Soane bought No 13 Lincoln Inn Fields in 1806, and later also bought No 14, and sold Pitzhanger in 1810, after which it passed through several owners until it was bought by Ealing District Council in 1900 for use as a public library. Various additions and alterations were made and the building remained in use as a library until 1984. Following restoration, it became the Borough’s main museum and then, in 1996, started to host contemporary art exhibitions.

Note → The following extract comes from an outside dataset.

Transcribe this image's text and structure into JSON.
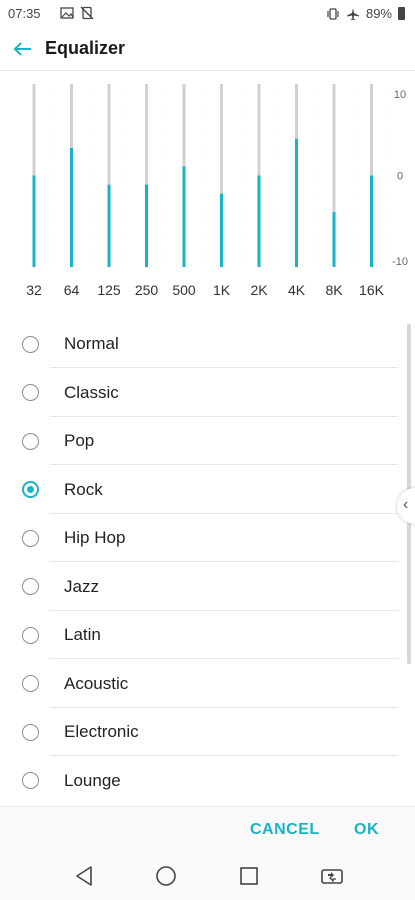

Pitzhanger Manor has just reopened after a £12 million restoration project designed by Jestico and Whiles with heritage advice from John Harrap Architects as it enters the next stage of its life. The original interiors have been meticulously restored, based on records, drawings and scraps of paper still on the walls and now appear as they were in Soane’s day. Several later additions have been demolished apart from the1930′s library wing built over the old kitchen which is now the entrance, visitor facilities and a contemporary art gallery, while a new cafe has been discretely tucked away at the side in the adjacent Walpole Park, with also an entrance from the street.

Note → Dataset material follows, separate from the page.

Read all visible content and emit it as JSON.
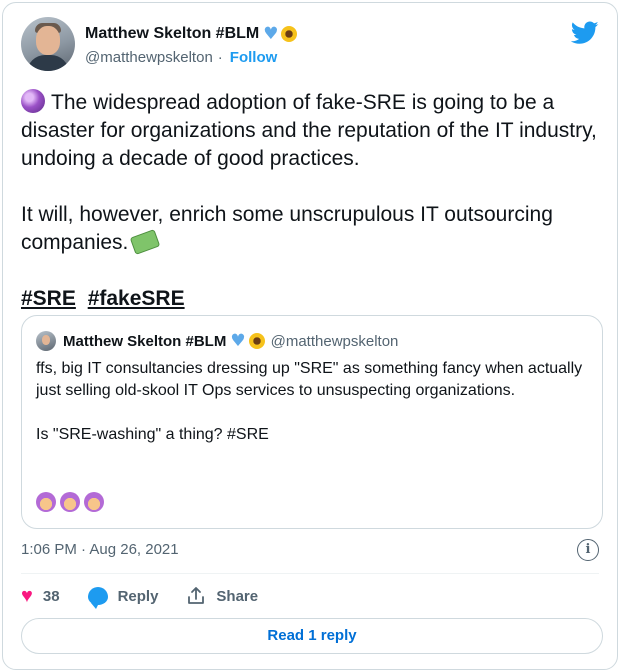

It is a strange house in some ways, having the two distinct periods of architecture – the rather plain brick architecture of the 18th century house sitting at the side of Soane’s triumphal new facade and the 18th century neoclassical interiors contrasting with Soane’s own work, but in part that is what makes the house fascinating, particularly where the two meet around the central staircase.

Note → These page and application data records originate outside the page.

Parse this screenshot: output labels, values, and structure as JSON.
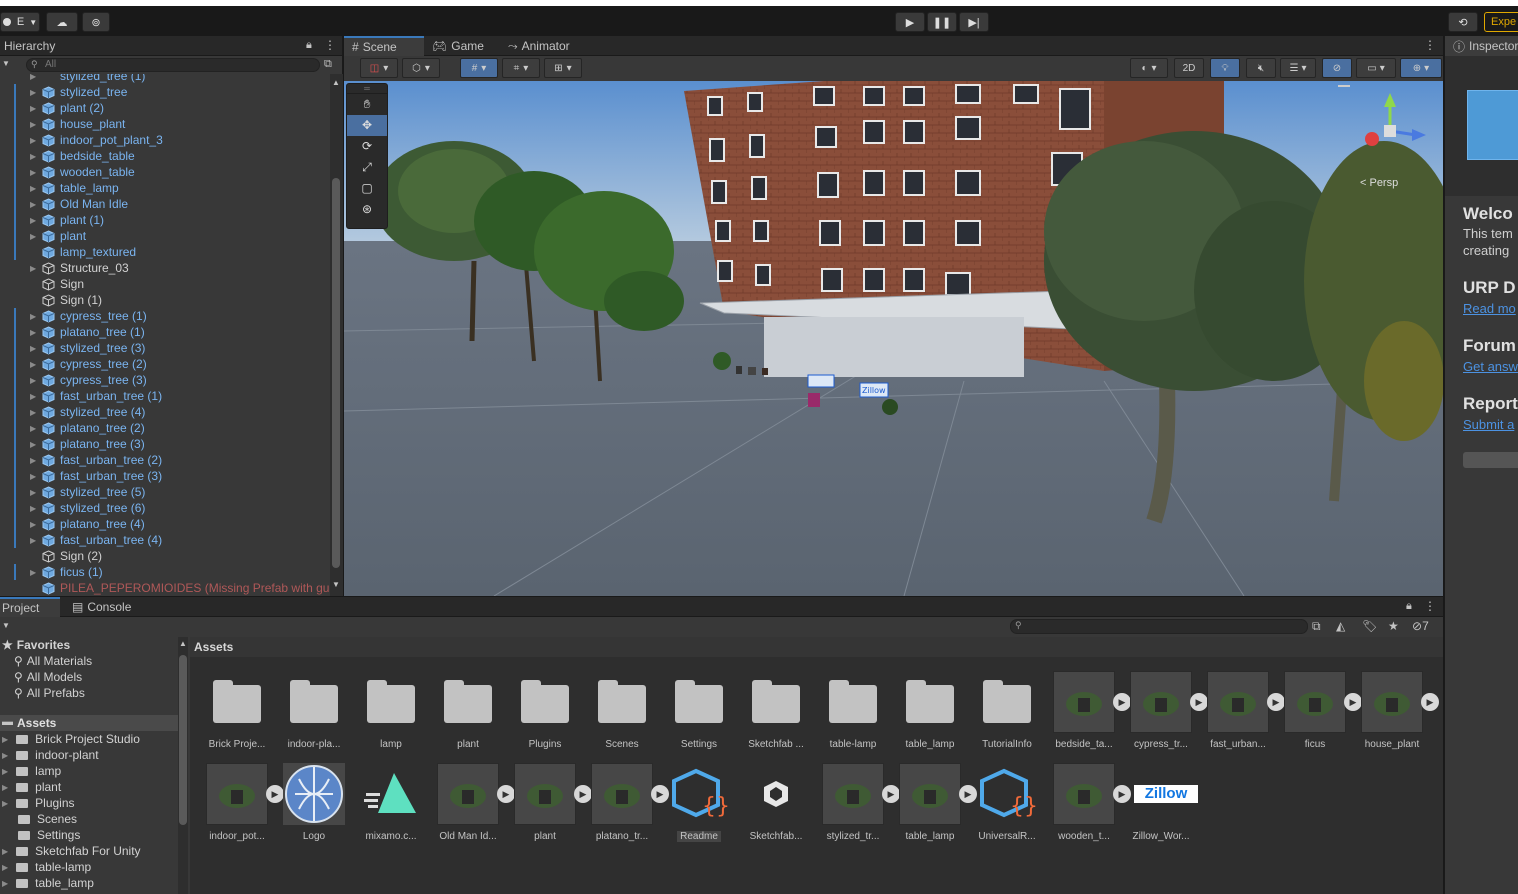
{
  "toolbar": {
    "account_label": "E",
    "experimental_label": "Expe"
  },
  "hierarchy": {
    "tab_label": "Hierarchy",
    "search_placeholder": "All",
    "items": [
      {
        "label": "stylized_tree",
        "color": "blue",
        "arrow": true
      },
      {
        "label": "plant (2)",
        "color": "blue",
        "arrow": true
      },
      {
        "label": "house_plant",
        "color": "blue",
        "arrow": true
      },
      {
        "label": "indoor_pot_plant_3",
        "color": "blue",
        "arrow": true
      },
      {
        "label": "bedside_table",
        "color": "blue",
        "arrow": true
      },
      {
        "label": "wooden_table",
        "color": "blue",
        "arrow": true
      },
      {
        "label": "table_lamp",
        "color": "blue",
        "arrow": true
      },
      {
        "label": "Old Man Idle",
        "color": "blue",
        "arrow": true
      },
      {
        "label": "plant (1)",
        "color": "blue",
        "arrow": true
      },
      {
        "label": "plant",
        "color": "blue",
        "arrow": true
      },
      {
        "label": "lamp_textured",
        "color": "blue",
        "arrow": false
      },
      {
        "label": "Structure_03",
        "color": "white",
        "arrow": true
      },
      {
        "label": "Sign",
        "color": "white",
        "arrow": false
      },
      {
        "label": "Sign (1)",
        "color": "white",
        "arrow": false
      },
      {
        "label": "cypress_tree (1)",
        "color": "blue",
        "arrow": true
      },
      {
        "label": "platano_tree (1)",
        "color": "blue",
        "arrow": true
      },
      {
        "label": "stylized_tree (3)",
        "color": "blue",
        "arrow": true
      },
      {
        "label": "cypress_tree (2)",
        "color": "blue",
        "arrow": true
      },
      {
        "label": "cypress_tree (3)",
        "color": "blue",
        "arrow": true
      },
      {
        "label": "fast_urban_tree (1)",
        "color": "blue",
        "arrow": true
      },
      {
        "label": "stylized_tree (4)",
        "color": "blue",
        "arrow": true
      },
      {
        "label": "platano_tree (2)",
        "color": "blue",
        "arrow": true
      },
      {
        "label": "platano_tree (3)",
        "color": "blue",
        "arrow": true
      },
      {
        "label": "fast_urban_tree (2)",
        "color": "blue",
        "arrow": true
      },
      {
        "label": "fast_urban_tree (3)",
        "color": "blue",
        "arrow": true
      },
      {
        "label": "stylized_tree (5)",
        "color": "blue",
        "arrow": true
      },
      {
        "label": "stylized_tree (6)",
        "color": "blue",
        "arrow": true
      },
      {
        "label": "platano_tree (4)",
        "color": "blue",
        "arrow": true
      },
      {
        "label": "fast_urban_tree (4)",
        "color": "blue",
        "arrow": true
      },
      {
        "label": "Sign (2)",
        "color": "white",
        "arrow": false
      },
      {
        "label": "ficus (1)",
        "color": "blue",
        "arrow": true
      },
      {
        "label": "PILEA_PEPEROMIOIDES (Missing Prefab with gu",
        "color": "red",
        "arrow": false
      }
    ]
  },
  "scene": {
    "tabs": [
      "Scene",
      "Game",
      "Animator"
    ],
    "btn_2d": "2D",
    "persp_label": "< Persp",
    "sign_text": "Zillow"
  },
  "inspector": {
    "tab_label": "Inspector",
    "headings": [
      {
        "title": "Welco",
        "body1": "This tem",
        "body2": "creating"
      },
      {
        "title": "URP D",
        "link": "Read mo"
      },
      {
        "title": "Forum",
        "link": "Get answ"
      },
      {
        "title": "Report",
        "link": "Submit a"
      }
    ]
  },
  "project": {
    "tabs": [
      "Project",
      "Console"
    ],
    "hidden_count": "7",
    "assets_header": "Assets",
    "favorites": {
      "title": "Favorites",
      "items": [
        "All Materials",
        "All Models",
        "All Prefabs"
      ]
    },
    "tree": {
      "title": "Assets",
      "items": [
        "Brick Project Studio",
        "indoor-plant",
        "lamp",
        "plant",
        "Plugins",
        "Scenes",
        "Settings",
        "Sketchfab For Unity",
        "table-lamp",
        "table_lamp"
      ]
    },
    "grid_row1": [
      {
        "name": "Brick Proje...",
        "kind": "folder"
      },
      {
        "name": "indoor-pla...",
        "kind": "folder"
      },
      {
        "name": "lamp",
        "kind": "folder"
      },
      {
        "name": "plant",
        "kind": "folder"
      },
      {
        "name": "Plugins",
        "kind": "folder"
      },
      {
        "name": "Scenes",
        "kind": "folder"
      },
      {
        "name": "Settings",
        "kind": "folder"
      },
      {
        "name": "Sketchfab ...",
        "kind": "folder"
      },
      {
        "name": "table-lamp",
        "kind": "folder"
      },
      {
        "name": "table_lamp",
        "kind": "folder"
      },
      {
        "name": "TutorialInfo",
        "kind": "folder"
      },
      {
        "name": "bedside_ta...",
        "kind": "prefab"
      },
      {
        "name": "cypress_tr...",
        "kind": "prefab"
      },
      {
        "name": "fast_urban...",
        "kind": "prefab"
      },
      {
        "name": "ficus",
        "kind": "prefab"
      },
      {
        "name": "house_plant",
        "kind": "prefab"
      }
    ],
    "grid_row2": [
      {
        "name": "indoor_pot...",
        "kind": "prefab"
      },
      {
        "name": "Logo",
        "kind": "logo"
      },
      {
        "name": "mixamo.c...",
        "kind": "mixamo"
      },
      {
        "name": "Old Man Id...",
        "kind": "prefab"
      },
      {
        "name": "plant",
        "kind": "prefab"
      },
      {
        "name": "platano_tr...",
        "kind": "prefab"
      },
      {
        "name": "Readme",
        "kind": "script"
      },
      {
        "name": "Sketchfab...",
        "kind": "unity"
      },
      {
        "name": "stylized_tr...",
        "kind": "prefab"
      },
      {
        "name": "table_lamp",
        "kind": "prefab"
      },
      {
        "name": "UniversalR...",
        "kind": "script"
      },
      {
        "name": "wooden_t...",
        "kind": "prefab"
      },
      {
        "name": "Zillow_Wor...",
        "kind": "zillow"
      }
    ],
    "zillow_label": "Zillow"
  }
}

Three key elements of Soane’s design which had been lost, and which Jestico and Whiles have reinstated are the long thin conservatory overlooking Walpole Park, the magnificent roof light which makes such a difference to the centre of the building and the Doric colonnade that linked the main house with the former kitchen block and now to the the visitor facilities and new gallery space.
The rooms have been renamed as they were in Soane’s day and there are links back to the family, for example in the dining room seating plan, and to the collections in various places including the Monk’s Dining Room.
Ealing Studios is nearby, so keep an eye out for the interiors in future 18th century costume dramas.